_Given data_
====================

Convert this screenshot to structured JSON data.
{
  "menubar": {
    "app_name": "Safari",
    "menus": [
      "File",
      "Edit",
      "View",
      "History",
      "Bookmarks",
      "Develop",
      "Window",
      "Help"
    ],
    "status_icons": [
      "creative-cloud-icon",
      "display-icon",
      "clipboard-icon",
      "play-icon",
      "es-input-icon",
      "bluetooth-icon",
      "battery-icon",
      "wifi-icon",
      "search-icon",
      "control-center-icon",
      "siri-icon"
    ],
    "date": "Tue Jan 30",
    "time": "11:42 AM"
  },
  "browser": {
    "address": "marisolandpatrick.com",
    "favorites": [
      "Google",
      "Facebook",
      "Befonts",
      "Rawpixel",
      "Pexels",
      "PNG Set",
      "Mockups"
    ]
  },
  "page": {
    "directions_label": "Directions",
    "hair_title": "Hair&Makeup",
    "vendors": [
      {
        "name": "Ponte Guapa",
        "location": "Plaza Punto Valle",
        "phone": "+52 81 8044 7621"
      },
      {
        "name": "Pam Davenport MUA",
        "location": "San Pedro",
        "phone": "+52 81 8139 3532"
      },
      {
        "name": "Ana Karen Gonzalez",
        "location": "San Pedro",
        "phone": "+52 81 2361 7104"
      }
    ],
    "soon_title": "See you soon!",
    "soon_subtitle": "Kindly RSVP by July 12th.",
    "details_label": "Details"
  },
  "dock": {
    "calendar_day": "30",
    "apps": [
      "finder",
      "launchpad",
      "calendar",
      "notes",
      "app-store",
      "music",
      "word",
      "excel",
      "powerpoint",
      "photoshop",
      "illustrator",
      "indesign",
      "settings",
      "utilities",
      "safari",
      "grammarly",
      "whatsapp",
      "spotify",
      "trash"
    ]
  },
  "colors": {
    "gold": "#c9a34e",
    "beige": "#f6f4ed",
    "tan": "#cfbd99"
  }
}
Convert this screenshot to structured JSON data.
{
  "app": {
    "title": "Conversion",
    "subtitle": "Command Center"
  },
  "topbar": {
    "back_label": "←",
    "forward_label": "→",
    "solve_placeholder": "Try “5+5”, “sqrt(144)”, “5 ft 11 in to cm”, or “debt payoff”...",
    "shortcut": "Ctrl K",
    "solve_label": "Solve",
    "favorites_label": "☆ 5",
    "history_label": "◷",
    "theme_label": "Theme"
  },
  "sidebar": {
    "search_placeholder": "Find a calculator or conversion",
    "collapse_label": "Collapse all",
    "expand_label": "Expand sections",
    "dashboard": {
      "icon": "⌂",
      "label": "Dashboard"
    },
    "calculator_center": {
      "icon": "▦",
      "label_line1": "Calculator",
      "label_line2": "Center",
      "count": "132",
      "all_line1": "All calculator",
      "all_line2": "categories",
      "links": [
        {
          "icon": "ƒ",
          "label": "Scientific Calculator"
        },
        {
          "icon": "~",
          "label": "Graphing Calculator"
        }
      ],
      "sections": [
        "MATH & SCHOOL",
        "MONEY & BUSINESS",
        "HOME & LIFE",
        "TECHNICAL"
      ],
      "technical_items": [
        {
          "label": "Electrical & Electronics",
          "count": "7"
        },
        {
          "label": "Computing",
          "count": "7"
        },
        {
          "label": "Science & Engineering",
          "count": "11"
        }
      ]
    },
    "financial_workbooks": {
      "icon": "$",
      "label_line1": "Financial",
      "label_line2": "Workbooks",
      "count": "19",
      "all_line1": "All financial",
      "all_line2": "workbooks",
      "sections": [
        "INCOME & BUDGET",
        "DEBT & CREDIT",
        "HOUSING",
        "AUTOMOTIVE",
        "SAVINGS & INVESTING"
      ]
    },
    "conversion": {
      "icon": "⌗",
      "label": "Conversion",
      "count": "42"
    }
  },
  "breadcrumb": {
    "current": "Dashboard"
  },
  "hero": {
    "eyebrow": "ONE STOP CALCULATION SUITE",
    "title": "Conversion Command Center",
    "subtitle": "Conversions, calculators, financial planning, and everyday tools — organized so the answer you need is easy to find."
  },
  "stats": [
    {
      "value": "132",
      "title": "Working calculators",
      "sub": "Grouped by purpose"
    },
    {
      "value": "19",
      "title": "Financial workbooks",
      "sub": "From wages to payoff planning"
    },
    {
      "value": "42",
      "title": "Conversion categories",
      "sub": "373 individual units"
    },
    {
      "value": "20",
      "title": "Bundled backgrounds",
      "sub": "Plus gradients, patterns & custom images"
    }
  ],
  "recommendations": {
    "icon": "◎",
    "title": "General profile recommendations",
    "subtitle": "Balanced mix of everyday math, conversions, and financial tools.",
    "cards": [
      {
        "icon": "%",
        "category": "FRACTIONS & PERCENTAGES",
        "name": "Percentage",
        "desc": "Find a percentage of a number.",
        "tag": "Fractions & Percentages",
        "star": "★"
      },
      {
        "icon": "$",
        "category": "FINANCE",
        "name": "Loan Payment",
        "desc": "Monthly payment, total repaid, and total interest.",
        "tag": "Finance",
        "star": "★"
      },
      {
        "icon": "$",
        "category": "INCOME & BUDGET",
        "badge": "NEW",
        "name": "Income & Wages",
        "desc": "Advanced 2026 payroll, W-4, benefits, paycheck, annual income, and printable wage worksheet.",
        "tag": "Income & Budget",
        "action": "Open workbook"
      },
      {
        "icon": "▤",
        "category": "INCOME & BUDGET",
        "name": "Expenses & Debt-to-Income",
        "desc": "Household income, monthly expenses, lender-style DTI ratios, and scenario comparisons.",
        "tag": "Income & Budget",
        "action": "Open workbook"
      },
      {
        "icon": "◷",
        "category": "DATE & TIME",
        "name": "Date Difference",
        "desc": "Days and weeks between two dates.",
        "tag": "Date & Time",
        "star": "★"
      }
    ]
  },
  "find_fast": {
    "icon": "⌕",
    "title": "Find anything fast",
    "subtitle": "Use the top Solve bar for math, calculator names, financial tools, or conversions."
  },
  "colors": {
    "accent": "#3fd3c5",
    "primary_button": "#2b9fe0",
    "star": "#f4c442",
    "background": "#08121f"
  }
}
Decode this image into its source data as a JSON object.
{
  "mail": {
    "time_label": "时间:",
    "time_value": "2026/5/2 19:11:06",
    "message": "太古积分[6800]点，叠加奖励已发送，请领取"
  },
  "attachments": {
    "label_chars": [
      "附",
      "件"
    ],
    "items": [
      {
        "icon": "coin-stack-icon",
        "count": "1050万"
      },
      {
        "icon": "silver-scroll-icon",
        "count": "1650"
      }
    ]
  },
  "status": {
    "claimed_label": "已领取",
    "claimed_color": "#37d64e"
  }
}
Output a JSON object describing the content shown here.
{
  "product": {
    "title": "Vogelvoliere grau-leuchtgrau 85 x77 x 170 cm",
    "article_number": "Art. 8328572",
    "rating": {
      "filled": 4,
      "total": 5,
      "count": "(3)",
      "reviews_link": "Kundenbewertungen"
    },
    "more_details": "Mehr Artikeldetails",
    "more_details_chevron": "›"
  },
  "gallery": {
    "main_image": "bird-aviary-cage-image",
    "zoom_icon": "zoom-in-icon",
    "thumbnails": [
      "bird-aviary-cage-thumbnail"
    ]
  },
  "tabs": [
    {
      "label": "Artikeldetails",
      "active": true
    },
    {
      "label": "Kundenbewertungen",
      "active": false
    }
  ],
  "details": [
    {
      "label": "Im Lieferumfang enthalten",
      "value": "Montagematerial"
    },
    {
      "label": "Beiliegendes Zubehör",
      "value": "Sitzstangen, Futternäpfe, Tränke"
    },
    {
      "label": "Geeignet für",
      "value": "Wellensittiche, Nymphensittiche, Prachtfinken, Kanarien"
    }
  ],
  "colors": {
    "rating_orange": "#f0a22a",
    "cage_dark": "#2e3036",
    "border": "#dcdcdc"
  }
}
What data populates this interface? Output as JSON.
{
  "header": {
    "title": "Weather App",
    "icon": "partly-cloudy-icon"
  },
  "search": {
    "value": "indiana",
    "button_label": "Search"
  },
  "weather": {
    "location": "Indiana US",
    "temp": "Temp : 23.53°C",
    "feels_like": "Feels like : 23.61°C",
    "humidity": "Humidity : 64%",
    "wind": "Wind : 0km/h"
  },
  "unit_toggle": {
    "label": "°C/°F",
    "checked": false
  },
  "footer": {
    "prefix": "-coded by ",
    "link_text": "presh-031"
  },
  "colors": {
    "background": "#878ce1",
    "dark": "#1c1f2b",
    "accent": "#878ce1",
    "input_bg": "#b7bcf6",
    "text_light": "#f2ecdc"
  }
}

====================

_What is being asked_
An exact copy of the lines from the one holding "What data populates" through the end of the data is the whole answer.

_Answer for this exercise_
What data populates this interface? Output as JSON.
{
  "header": {
    "title": "Weather App",
    "icon": "partly-cloudy-icon"
  },
  "search": {
    "value": "indiana",
    "button_label": "Search"
  },
  "weather": {
    "location": "Indiana US",
    "temp": "Temp : 23.53°C",
    "feels_like": "Feels like : 23.61°C",
    "humidity": "Humidity : 64%",
    "wind": "Wind : 0km/h"
  },
  "unit_toggle": {
    "label": "°C/°F",
    "checked": false
  },
  "footer": {
    "prefix": "-coded by ",
    "link_text": "presh-031"
  },
  "colors": {
    "background": "#878ce1",
    "dark": "#1c1f2b",
    "accent": "#878ce1",
    "input_bg": "#b7bcf6",
    "text_light": "#f2ecdc"
  }
}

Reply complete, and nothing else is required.